[4] L. Fielding, Prog. Nucl. Magn. Reson. Spectrosc. 2007, 51, 219 –
[5] G. C. Roberts,in BioNMR in Drug Research (Ed.: O. Zerbe),
Wiley-VCH, Weinheim, 2003.
[6] L. Fielding, Curr. Top. Med. Chem. 2003, 3, 39 – 53.
[7] M. D. Shortridge, D. S. Hage, G. S. Harbison, R. Powers, J.
Comb. Chem. 2008, 10, 948 – 958.
[8] C. Dalvit, Prog. Nucl. Magn. Reson. Spectrosc. 2007, 51, 243 –
[9] C. Dalvit, M. Fasolini, M. Flocco, S. Knapp, P. Pevarello, M.
Veronesi, J. Med. Chem. 2002, 45, 2610 – 2614.
[10] C. Dalvit, M. Flocco, S. Knapp, M. Mostardini, R. Perego, B. J.
Stockman, M. Veronesi, M. Varasi, J. Am. Chem. Soc. 2002, 124,
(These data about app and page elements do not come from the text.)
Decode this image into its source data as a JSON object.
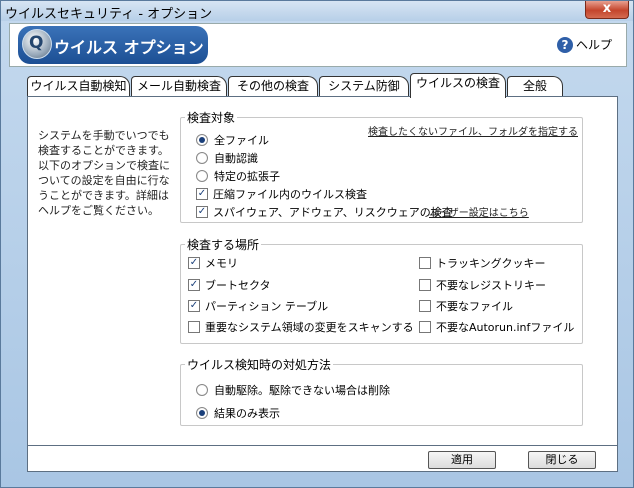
{
  "window": {
    "title": "ウイルスセキュリティ - オプション",
    "close_label": "x"
  },
  "header": {
    "logo_glyph": "Q",
    "title": "ウイルス オプション",
    "help_label": "ヘルプ",
    "help_glyph": "?"
  },
  "tabs": [
    {
      "label": "ウイルス自動検知",
      "active": false
    },
    {
      "label": "メール自動検査",
      "active": false
    },
    {
      "label": "その他の検査",
      "active": false
    },
    {
      "label": "システム防御",
      "active": false
    },
    {
      "label": "ウイルスの検査",
      "active": true
    },
    {
      "label": "全般",
      "active": false
    }
  ],
  "side_description": "システムを手動でいつでも検査することができます。以下のオプションで検査についての設定を自由に行なうことができます。詳細はヘルプをご覧ください。",
  "scan_target": {
    "legend": "検査対象",
    "exclude_link": "検査したくないファイル、フォルダを指定する",
    "user_setting_link": "ユーザー設定はこちら",
    "radios": [
      {
        "label": "全ファイル",
        "selected": true
      },
      {
        "label": "自動認識",
        "selected": false
      },
      {
        "label": "特定の拡張子",
        "selected": false
      }
    ],
    "checks": [
      {
        "label": "圧縮ファイル内のウイルス検査",
        "checked": true
      },
      {
        "label": "スパイウェア、アドウェア、リスクウェアの検査",
        "checked": true
      }
    ]
  },
  "scan_locations": {
    "legend": "検査する場所",
    "left": [
      {
        "label": "メモリ",
        "checked": true
      },
      {
        "label": "ブートセクタ",
        "checked": true
      },
      {
        "label": "パーティション テーブル",
        "checked": true
      },
      {
        "label": "重要なシステム領域の変更をスキャンする",
        "checked": false
      }
    ],
    "right": [
      {
        "label": "トラッキングクッキー",
        "checked": false
      },
      {
        "label": "不要なレジストリキー",
        "checked": false
      },
      {
        "label": "不要なファイル",
        "checked": false
      },
      {
        "label": "不要なAutorun.infファイル",
        "checked": false
      }
    ]
  },
  "on_detect": {
    "legend": "ウイルス検知時の対処方法",
    "radios": [
      {
        "label": "自動駆除。駆除できない場合は削除",
        "selected": false
      },
      {
        "label": "結果のみ表示",
        "selected": true
      }
    ]
  },
  "buttons": {
    "apply": "適用",
    "close": "閉じる"
  },
  "check_glyph": "✓"
}
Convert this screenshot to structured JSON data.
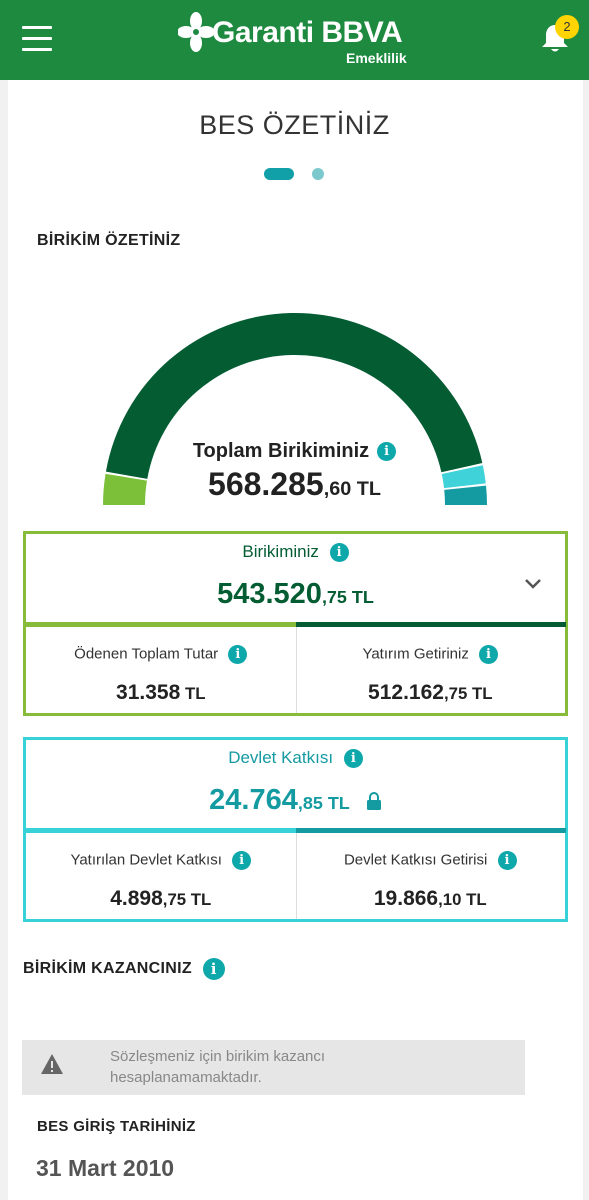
{
  "header": {
    "brand": "Garanti BBVA",
    "sub_brand": "Emeklilik",
    "notification_count": "2",
    "brand_color": "#1d8a3f"
  },
  "page": {
    "title": "BES ÖZETİNİZ",
    "carousel_pages": 2,
    "carousel_active": 1
  },
  "summary": {
    "section_label": "BİRİKİM ÖZETİNİZ",
    "total_label": "Toplam Birikiminiz",
    "total_main": "568.285",
    "total_decimal": ",60 TL",
    "gauge": {
      "segments": [
        {
          "name": "Ödenen Toplam Tutar",
          "value": 31358,
          "color": "#7cc03a"
        },
        {
          "name": "Yatırım Getiriniz",
          "value": 512162.75,
          "color": "#045c33"
        },
        {
          "name": "Yatırılan Devlet Katkısı",
          "value": 4898.75,
          "color": "#3fd2d8"
        },
        {
          "name": "Devlet Katkısı Getirisi",
          "value": 19866.1,
          "color": "#149aa1"
        }
      ]
    }
  },
  "savings": {
    "title": "Birikiminiz",
    "value_main": "543.520",
    "value_decimal": ",75 TL",
    "paid_title": "Ödenen Toplam Tutar",
    "paid_value": "31.358",
    "paid_decimal": " TL",
    "return_title": "Yatırım Getiriniz",
    "return_main": "512.162",
    "return_decimal": ",75 TL"
  },
  "state": {
    "title": "Devlet Katkısı",
    "value_main": "24.764",
    "value_decimal": ",85 TL",
    "invested_title": "Yatırılan Devlet Katkısı",
    "invested_main": "4.898",
    "invested_decimal": ",75 TL",
    "return_title": "Devlet Katkısı Getirisi",
    "return_main": "19.866",
    "return_decimal": ",10 TL"
  },
  "earnings": {
    "section_label": "BİRİKİM KAZANCINIZ",
    "warning": "Sözleşmeniz için birikim kazancı hesaplanamamaktadır."
  },
  "entry": {
    "section_label": "BES GİRİŞ TARİHİNİZ",
    "date": "31 Mart 2010"
  }
}
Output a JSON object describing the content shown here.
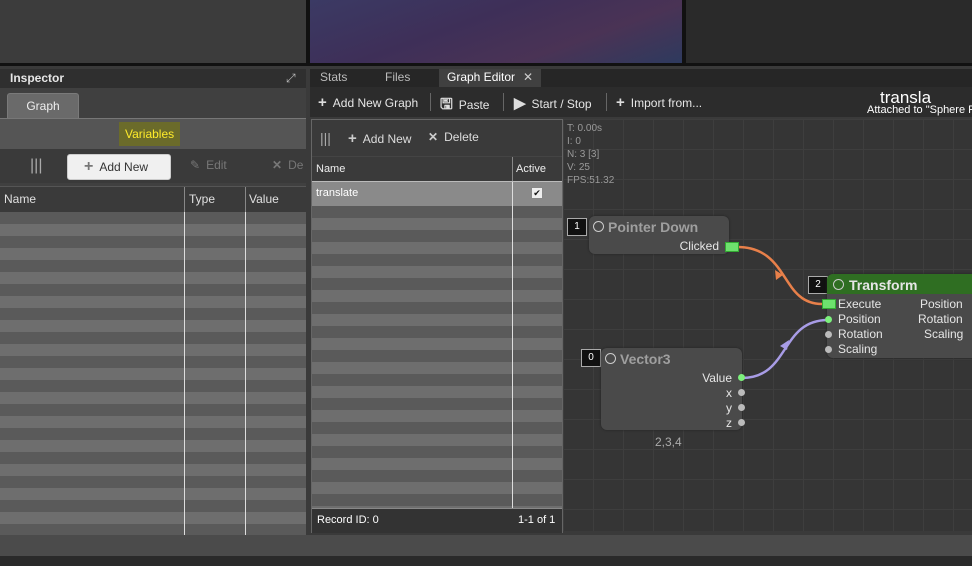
{
  "inspector": {
    "title": "Inspector",
    "graph_tab": "Graph",
    "variables_label": "Variables",
    "toolbar": {
      "add_new": "Add New",
      "edit": "Edit",
      "delete": "De"
    },
    "columns": [
      "Name",
      "Type",
      "Value"
    ]
  },
  "tabs": [
    {
      "label": "Stats"
    },
    {
      "label": "Files"
    },
    {
      "label": "Graph Editor",
      "active": true
    }
  ],
  "toolbar": {
    "add_new_graph": "Add New Graph",
    "paste": "Paste",
    "start_stop": "Start / Stop",
    "import_from": "Import from..."
  },
  "header": {
    "title": "transla",
    "subtitle": "Attached to \"Sphere P"
  },
  "graph_list": {
    "add_new": "Add New",
    "delete": "Delete",
    "columns": [
      "Name",
      "Active"
    ],
    "rows": [
      {
        "name": "translate",
        "active": true
      }
    ],
    "record_id": "Record ID: 0",
    "count": "1-1 of 1"
  },
  "stats": {
    "t": "T: 0.00s",
    "i": "I: 0",
    "n": "N: 3 [3]",
    "v": "V: 25",
    "fps": "FPS:51.32"
  },
  "nodes": {
    "pointer_down": {
      "index": "1",
      "title": "Pointer Down",
      "output": "Clicked"
    },
    "transform": {
      "index": "2",
      "title": "Transform",
      "inputs": [
        "Execute",
        "Position",
        "Rotation",
        "Scaling"
      ],
      "outputs": [
        "Position",
        "Rotation",
        "Scaling"
      ]
    },
    "vector3": {
      "index": "0",
      "title": "Vector3",
      "outputs": [
        "Value",
        "x",
        "y",
        "z"
      ],
      "value": "2,3,4"
    }
  },
  "colors": {
    "accent_yellow": "#ffeb2a",
    "transform_header": "#2f6e22",
    "exec_link": "#e8804a",
    "data_link": "#a89ce6"
  }
}
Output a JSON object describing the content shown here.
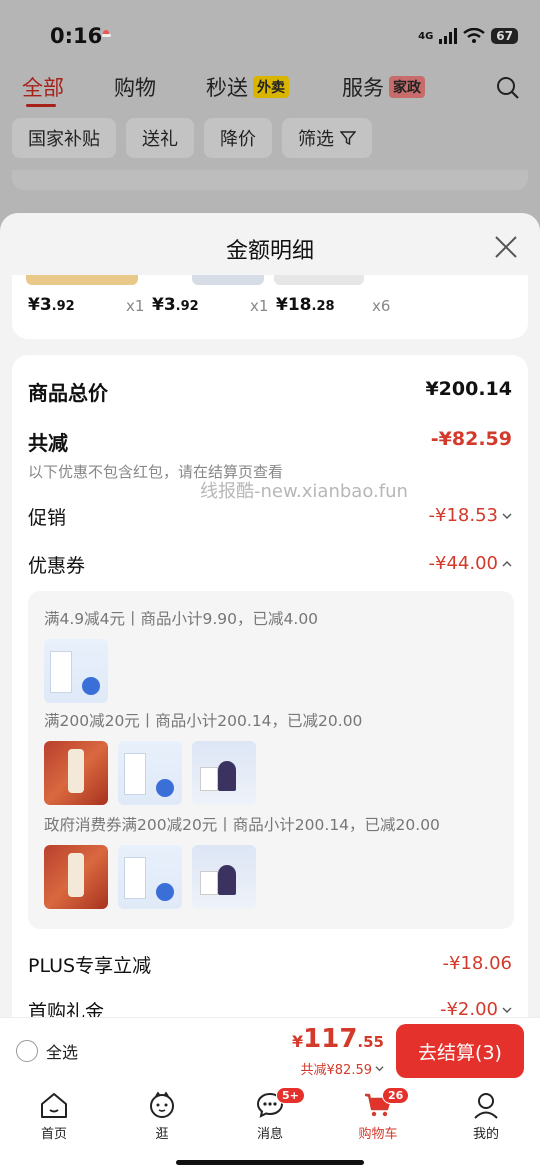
{
  "status_bar": {
    "time": "0:16",
    "network": "4G",
    "battery": "67"
  },
  "top_tabs": [
    {
      "label": "全部",
      "active": true
    },
    {
      "label": "购物"
    },
    {
      "label": "秒送",
      "badge": "外卖"
    },
    {
      "label": "服务",
      "badge": "家政"
    }
  ],
  "filters": [
    "国家补贴",
    "送礼",
    "降价",
    "筛选"
  ],
  "sheet": {
    "title": "金额明细",
    "items": [
      {
        "price_int": "¥3",
        "price_dec": ".92",
        "qty": "x1"
      },
      {
        "price_int": "¥3",
        "price_dec": ".92",
        "qty": "x1"
      },
      {
        "price_int": "¥18",
        "price_dec": ".28",
        "qty": "x6"
      }
    ],
    "summary": {
      "total_label": "商品总价",
      "total_value": "¥200.14",
      "reduce_label": "共减",
      "reduce_value": "-¥82.59",
      "reduce_hint": "以下优惠不包含红包，请在结算页查看",
      "promo_label": "促销",
      "promo_value": "-¥18.53",
      "coupon_label": "优惠券",
      "coupon_value": "-¥44.00",
      "plus_label": "PLUS专享立减",
      "plus_value": "-¥18.06",
      "first_label": "首购礼金",
      "first_value": "-¥2.00"
    },
    "coupons": [
      {
        "text": "满4.9减4元丨商品小计9.90，已减4.00"
      },
      {
        "text": "满200减20元丨商品小计200.14，已减20.00"
      },
      {
        "text": "政府消费券满200减20元丨商品小计200.14，已减20.00"
      }
    ],
    "watermark": "线报酷-new.xianbao.fun"
  },
  "checkout": {
    "select_all": "全选",
    "yen": "¥",
    "price_int": "117",
    "price_dec": ".55",
    "discount": "共减¥82.59",
    "button": "去结算(3)"
  },
  "tabbar": [
    {
      "label": "首页",
      "icon": "home-icon"
    },
    {
      "label": "逛",
      "icon": "browse-icon"
    },
    {
      "label": "消息",
      "icon": "message-icon",
      "badge": "5+"
    },
    {
      "label": "购物车",
      "icon": "cart-icon",
      "badge": "26",
      "active": true
    },
    {
      "label": "我的",
      "icon": "profile-icon"
    }
  ],
  "colors": {
    "accent": "#e4312b",
    "discount": "#d33a2c",
    "brand_tab": "#a8201a"
  }
}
7702 – 7709.
[11] W. Jahnke, P. Floersheim, C. Ostermeier, X. Zhang, R. Hemmig,
K. Hurth, D. P. Uzunov, Angew. Chem. 2002, 114, 3570 – 3573;
Angew. Chem. Int. Ed. 2002, 41, 3420 – 3423.
[12] B. W. Sigurskjold, Anal. Biochem. 2000, 277, 260 – 266.
[13] A. D. Annis, H. M. Nash, C. Moallemi, W. H. Lee, C. D. Akyuz,
Z. Zheng, WO2004/081531, 2004.
[14] F. Toledo, G. M. Wahl, Nat. Rev. Cancer 2006, 6, 909 – 923.
[15] G. H. Weiss, J. A. Ferretti, J. Magn. Reson. 1983, 55, 397 – 407.
[16] W. Jahnke, J. Biomol. NMR 2007, 39, 87 – 90.
[17] J. Kallen, A. Goepfert, A. Blechschmidt, A. Izaac, M. Geiser, G.
Tavares, P. Ramage, P. Furet, K. Masuya, J. Lisztwan, J. Biol.
Chem. 2009, 284, 8812 – 8821.
2009 Wiley-VCH Verlag GmbH & Co. KGaA, Weinheim
Angew. Chem. Int. Ed. 2009, 48, 6691 –6694
Без категории
Размер файла
427 Кб
spectroscopy, nmr, high, rankin, affinity, ligand
Пожаловаться на содержимое документа